Ousted Egyptian President Hosni Mubarak was freed from custody Friday morning after years of legal proceedings that frustrated activists who had hoped he would face justice for the deaths of hundreds defying his rule.
The ailing, 88-year-old Mubarak left the Armed Forces Hospital in Cairo’s southern suburb of Maadi and went to his home in the upscale Heliopolis district under heavy security, according to an Egyptian security official. The official spoke on condition of anonymity because he was not authorized to talk to the media.
His release marked a new chapter for the former autocrat whose people rose up against him in 2011 and demanded an end to his 30 years in power marked by corruption, economic inequity and reliance on a much-feared security apparatus.
It also underscored how the aspirations of the Arab Spring movement that swept the entire region have bottomed out.
Mubarak’s ouster, on the surge of furious multitudes that filled Cairo’s landmark Tahrir Square — the epicenter of the uprising — was perhaps the seminal moment of the Arab Spring. But six years on, the mass uprisings in Egypt, Tunisia, Libya, Yemen, Bahrain, and Syria have each failed in some way, leading to civil wars or dysfunctional states.
Mubarak’s return home took place far from cameras and throngs of media that followed his court appearances. Two groups of security forces secured the route from the hospital to his house, according to the security official.
Mubarak’s lawyer, Farid el-Deeb, refused to comment when contacted by The Associated Press.
But in remarks to Egyptian daily Al-Masry al-Youm, el-Deeb said the former president returned home with his two sons, Alaa and Gamal, and that the entire family, including Mubarak’s wife Suzanne came together at his house to celebrate his return and have breakfast together.
Mubarak was acquitted by Egypt’s top appeals court on March 2 of charges that he ordered the killing of protesters during the 2011 popular uprising that led to his ouster.
At that point, he had already served a three-year sentence for embezzling state funds while in detention in connection with the case on the deaths of protesters. A criminal court had ruled in May 2015 to jail Mubarak for three years and fine him millions of Egyptian pounds following his conviction for embezzling funds earmarked for the maintenance and renovation of presidential palaces. The ruling was upheld by another court in January 2016.
Prosecutors, however, reopened another corruption case on Thursday, linked to allegations that Mubarak, along with his family members had received gifts from the state-run Al-Ahram newspaper worth $1 million. The case had been closed once before but the prosecutors appealed and it was restarted.
The order to free Mubarak was the latest in a series of court rulings in recent years in Egypt that acquitted some two dozen, Mubarak-era cabinet ministers, top police officers and aides charged with graft or in connection with the killing of some 900 protesters during the uprising.

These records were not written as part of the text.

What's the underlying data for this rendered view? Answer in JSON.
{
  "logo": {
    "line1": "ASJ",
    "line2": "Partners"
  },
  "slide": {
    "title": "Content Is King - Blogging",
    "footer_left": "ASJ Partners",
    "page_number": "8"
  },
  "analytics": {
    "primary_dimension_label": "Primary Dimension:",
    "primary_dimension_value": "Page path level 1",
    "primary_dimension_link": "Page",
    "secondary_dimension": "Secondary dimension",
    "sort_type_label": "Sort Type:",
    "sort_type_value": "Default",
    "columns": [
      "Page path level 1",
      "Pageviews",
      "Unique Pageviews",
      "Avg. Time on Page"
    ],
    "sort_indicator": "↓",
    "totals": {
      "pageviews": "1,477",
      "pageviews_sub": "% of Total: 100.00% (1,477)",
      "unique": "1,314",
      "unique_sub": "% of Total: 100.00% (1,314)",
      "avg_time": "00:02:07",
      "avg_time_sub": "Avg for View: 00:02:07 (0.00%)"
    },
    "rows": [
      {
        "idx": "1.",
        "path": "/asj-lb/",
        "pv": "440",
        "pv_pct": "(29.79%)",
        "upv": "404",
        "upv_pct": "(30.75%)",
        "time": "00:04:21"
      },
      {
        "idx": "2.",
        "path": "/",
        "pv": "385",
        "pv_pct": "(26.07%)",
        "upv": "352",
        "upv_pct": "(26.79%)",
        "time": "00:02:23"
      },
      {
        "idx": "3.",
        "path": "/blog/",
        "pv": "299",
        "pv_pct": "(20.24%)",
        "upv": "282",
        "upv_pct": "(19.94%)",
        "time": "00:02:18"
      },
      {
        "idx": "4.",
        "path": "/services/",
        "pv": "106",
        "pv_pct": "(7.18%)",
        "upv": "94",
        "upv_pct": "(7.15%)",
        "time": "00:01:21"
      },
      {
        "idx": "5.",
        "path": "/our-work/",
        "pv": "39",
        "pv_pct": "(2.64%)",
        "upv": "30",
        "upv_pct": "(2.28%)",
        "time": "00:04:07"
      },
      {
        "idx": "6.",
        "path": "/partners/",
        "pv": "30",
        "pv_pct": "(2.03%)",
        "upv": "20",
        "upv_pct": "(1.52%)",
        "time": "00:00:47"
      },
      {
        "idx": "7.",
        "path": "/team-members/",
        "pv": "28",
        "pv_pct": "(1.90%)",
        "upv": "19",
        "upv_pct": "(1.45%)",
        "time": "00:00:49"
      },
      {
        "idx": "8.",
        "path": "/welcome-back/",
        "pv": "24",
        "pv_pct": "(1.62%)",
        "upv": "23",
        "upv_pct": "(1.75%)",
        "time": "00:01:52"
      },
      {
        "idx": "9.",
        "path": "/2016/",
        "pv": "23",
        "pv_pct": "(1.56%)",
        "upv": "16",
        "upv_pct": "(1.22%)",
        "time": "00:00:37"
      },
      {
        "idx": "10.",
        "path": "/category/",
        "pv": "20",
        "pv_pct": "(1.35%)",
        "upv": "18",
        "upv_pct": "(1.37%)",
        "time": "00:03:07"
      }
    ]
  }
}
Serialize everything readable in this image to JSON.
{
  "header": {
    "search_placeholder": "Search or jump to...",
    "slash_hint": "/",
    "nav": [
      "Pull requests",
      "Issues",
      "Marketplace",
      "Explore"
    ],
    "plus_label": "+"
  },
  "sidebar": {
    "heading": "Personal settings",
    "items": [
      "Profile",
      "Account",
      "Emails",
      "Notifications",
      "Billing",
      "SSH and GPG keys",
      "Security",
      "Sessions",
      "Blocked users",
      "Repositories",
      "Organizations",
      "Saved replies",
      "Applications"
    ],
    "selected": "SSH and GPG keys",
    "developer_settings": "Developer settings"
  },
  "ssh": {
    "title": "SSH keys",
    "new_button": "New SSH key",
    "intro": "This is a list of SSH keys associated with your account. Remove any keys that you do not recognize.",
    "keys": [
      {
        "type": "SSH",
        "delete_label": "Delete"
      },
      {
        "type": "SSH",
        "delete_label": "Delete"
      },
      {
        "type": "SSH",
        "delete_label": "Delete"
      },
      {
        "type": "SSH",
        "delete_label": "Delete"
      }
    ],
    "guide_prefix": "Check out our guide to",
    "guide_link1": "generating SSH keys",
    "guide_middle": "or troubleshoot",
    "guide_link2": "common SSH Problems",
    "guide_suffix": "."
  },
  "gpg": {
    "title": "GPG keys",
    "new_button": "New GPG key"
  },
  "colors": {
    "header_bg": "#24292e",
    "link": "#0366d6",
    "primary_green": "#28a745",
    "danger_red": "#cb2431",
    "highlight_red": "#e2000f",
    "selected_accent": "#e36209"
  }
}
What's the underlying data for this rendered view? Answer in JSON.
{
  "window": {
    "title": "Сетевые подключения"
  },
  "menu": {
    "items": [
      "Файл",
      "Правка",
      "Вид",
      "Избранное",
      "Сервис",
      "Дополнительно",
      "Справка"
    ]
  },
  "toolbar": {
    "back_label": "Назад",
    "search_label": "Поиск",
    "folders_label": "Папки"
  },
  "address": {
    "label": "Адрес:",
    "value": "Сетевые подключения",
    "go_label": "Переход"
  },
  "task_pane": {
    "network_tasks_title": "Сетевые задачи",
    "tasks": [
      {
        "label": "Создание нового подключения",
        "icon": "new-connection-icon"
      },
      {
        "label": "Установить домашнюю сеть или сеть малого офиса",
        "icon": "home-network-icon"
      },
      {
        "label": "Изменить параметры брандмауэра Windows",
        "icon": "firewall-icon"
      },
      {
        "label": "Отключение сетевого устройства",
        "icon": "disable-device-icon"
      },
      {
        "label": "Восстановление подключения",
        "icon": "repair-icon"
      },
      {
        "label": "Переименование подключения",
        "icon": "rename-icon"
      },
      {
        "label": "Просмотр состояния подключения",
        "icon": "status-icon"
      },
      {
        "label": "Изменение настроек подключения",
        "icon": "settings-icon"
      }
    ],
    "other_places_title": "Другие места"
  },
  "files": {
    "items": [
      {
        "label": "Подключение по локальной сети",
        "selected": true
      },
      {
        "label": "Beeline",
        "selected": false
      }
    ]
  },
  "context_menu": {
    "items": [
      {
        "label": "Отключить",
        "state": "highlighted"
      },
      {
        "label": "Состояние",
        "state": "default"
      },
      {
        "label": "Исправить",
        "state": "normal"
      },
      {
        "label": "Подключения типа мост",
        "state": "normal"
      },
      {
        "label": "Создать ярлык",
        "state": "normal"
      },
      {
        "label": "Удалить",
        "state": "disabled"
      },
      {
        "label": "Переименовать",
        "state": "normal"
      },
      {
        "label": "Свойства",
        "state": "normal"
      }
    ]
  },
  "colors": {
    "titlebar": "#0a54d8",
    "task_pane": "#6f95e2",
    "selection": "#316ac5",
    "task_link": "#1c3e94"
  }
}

Some of those acquitted have made a comeback in public life, while others partially paid back fortunes they illegally amassed.
Activists, meanwhile, say Mubarak’s acquittal of killing protesters has confirmed long-held suspicions that his trial — and that of scores of policemen who faced trial on the same charge — would never bring the justice they demanded.
It has also, according to activists and Egypt’s beleaguered rights campaigners, confirmed widely-held suspicions that their “revolution” — as the uprising against Mubarak was dubbed — had effectively been reversed by the government of President Abdel-Fattah el-Sissi, a general-turned-politician, in order to restore the status quo in a country ruled undemocratically by men of military background for most of the past 60-plus years.
Powerful media figures loyal to el-Sissi have relentlessly vilified the 2011 uprising as a conspiracy and demonized its icons as foreign agents who pose a threat to the country’s national security. The fallen protesters, contend some of them, were shot by members of the now-banned Islamist group, the Muslim Brotherhood.
The attacks began soon after el-Sissi, as army chief, led the 2013 ouster of the Brotherhood’s Mohammed Morsi, after Mubarak Egypt’s first freely elected leader whose one-year in office proved divisive.
Mubarak’s sons were also convicted and sentenced to three years in prison in the same embezzlement case. They still face charges in an insider trading case, but both are free and have recently made a series of intensely publicized appearances greeted enthusiastically by hardcore supporters of their father.
While disillusioned by Mubarak’s acquittal and release, rights lawyers and activist in Egypt are likely to see it as a peripheral development in an increasingly military-run state.
“The trials, appeals, and retrials followed by acquittals were only meant to win time until the military took back power,” said Ahmed Helmi, a rights lawyer in Cairo.
“There is a great deal of apathy now, the only reaction you can find on the streets is someone joking about Mubarak being back home,” he added. “Mubarak’s return home is just … a tiny detail in the bigger picture.”
Story by The Associated Press